May 10, 2018: SC Senate passes legislation to temporarily reduce SCE&G’s $37 million-per-month nuclear surcharge to $32 million per month; Legislature adjourns without reaching agreement on competing House and Senate bills, but agrees to come back in June to try again.

June 27, 2018: Legislature passes H.4375 and S.954, which delay a decision on the Dominion petition until Dec. 21, temporarily slash SCE&G’s nuclear surcharge from $37 million to $30 million per month until then and make it more difficult to keep the surcharge in place after that.

June 28, 2018: SCANA reduces its second quarter dividend by 80 percent — enough on an annualized basis to make up for the Legislature’s temporary rate cut.

June 28, 2018: Gov. McMaster vetoes H.4375; House and Senate immediately override the veto, 110-1 in the House and 39-0 in the Senate.

July 2, 2018: Public Service Commission votes unanimously, without debate, to temporarily slash SCE&G’s nuclear surcharge, as directed by the Legislature.

July 2, 2018: SCE&G files suit in federal court seeking to overturn laws passed the previous week.

Aug. 6, 2018: U.S. District Judge Michelle Childs denies SCE&G’s request for a preliminary injunction.

Aug. 7, 2018: Legislatively ordered 15 percent rate cut and refund for April-July charges begins appearing on SCE&G bills.

More information

Here are some other pieces I’ve written about this that you might find helpful:

SC nuclear debacle, by the numbers

Is SCE&G’s nuclear surcharge dead? What a strike-out in federal court tells us

It’s been a year since SCE&G pulled the plug. Here’s what to expect in Year 2

Customers want their money back. So do stockholders. A look at the 15 suits vs SCE&G

Legislators cut our SCE&G rates. But they ignored all the other VC Summer problems

$9 billion and two abandoned reactors later, who’s the victim here? SCE&G says it is

The PSC let a polluter bill customers for its legal fees. What would it give SCE&G?

Is this the best lawmakers could do to rein in SCE&G’s nuclear surcharge? Maybe

Here’s what could happen if the Legislature doesn’t end the nuclear surcharge

It gets harder to slash SCE&G’s nuclear surcharge every day this bill doesn’t pass

6 days to go, and the SC Senate hasn’t even touched our worst VC Summer problems

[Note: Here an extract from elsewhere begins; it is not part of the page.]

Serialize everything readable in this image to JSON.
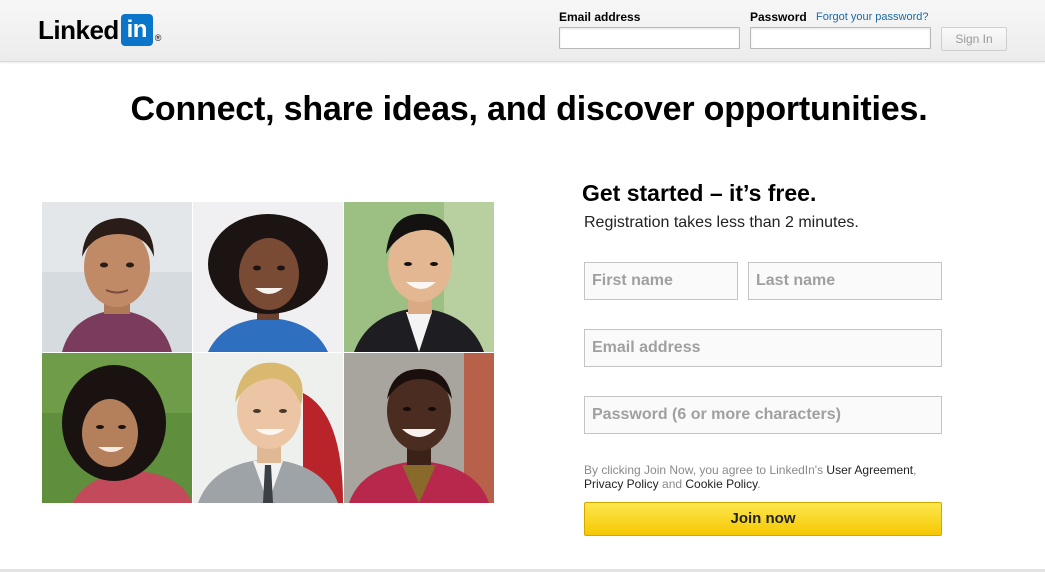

We’re bankrolling SCANA dividends with our payments for abandoned nuclear reactors

Why Santee Cooper’s customers pay a way lower nuclear surcharge than SCE&G’s

Santee Cooper is out of control. But that’s not a reason to sell it

Could the fate of the nuclear surcharge come down to a 3.5 x 7 piece of paper?

Ratepayers sued the state, and the attorney general’s office is helping them

Did South Carolina’s own ‘don’t ask, don’t tell’ law make the nuclear fiasco worse?

3 numbers you need to know about SCE&G, Dominion and our energy future

You’re not going to stop paying nuclear surcharge, even if House bill becomes law

Legislators’ micromanagement limits fix to regulatory system behind nuclear debacle

Why legislators shouldn’t be allowed to accept donations, jobs from utilities

There are 3 ways to cut Santee Cooper customers’ bills; 2 of them are worth exploring

What else we learned from that SCE&G bankruptcy report

Three ways the Dominion-SCE&G deal could fall apart

How awful would it really be if SCE&G went bankrupt?

4 changes the Legislature needs to make after the $9 billion nuclear debacle

Is this the best deal SCE&G customers can get? Why finding out could cost us

Still want to run government like a business? That’s insane

Buying the benefit of the doubt: How donations secured SCE&G the means to squander billions.

How much worse was the original Bechtel nuclear report?

Where to hide nuclear secrets? Behind a lawyer, of course

Santee Cooper’s role in SC nuclear debacle looks worse by the day

How ‘waste not, want not’ became ‘spend more, profit more’

SCE&G nuclear fiasco: It’s complicated. Here are some explanations.

SCE&G law could cost you more than you imagine

Ms. Scoppe writes editorials and columns for The State. Reach her at cscoppe@thestate.com or (803) 771-8571 or follow her on Twitter or like her on Facebook @CindiScoppe.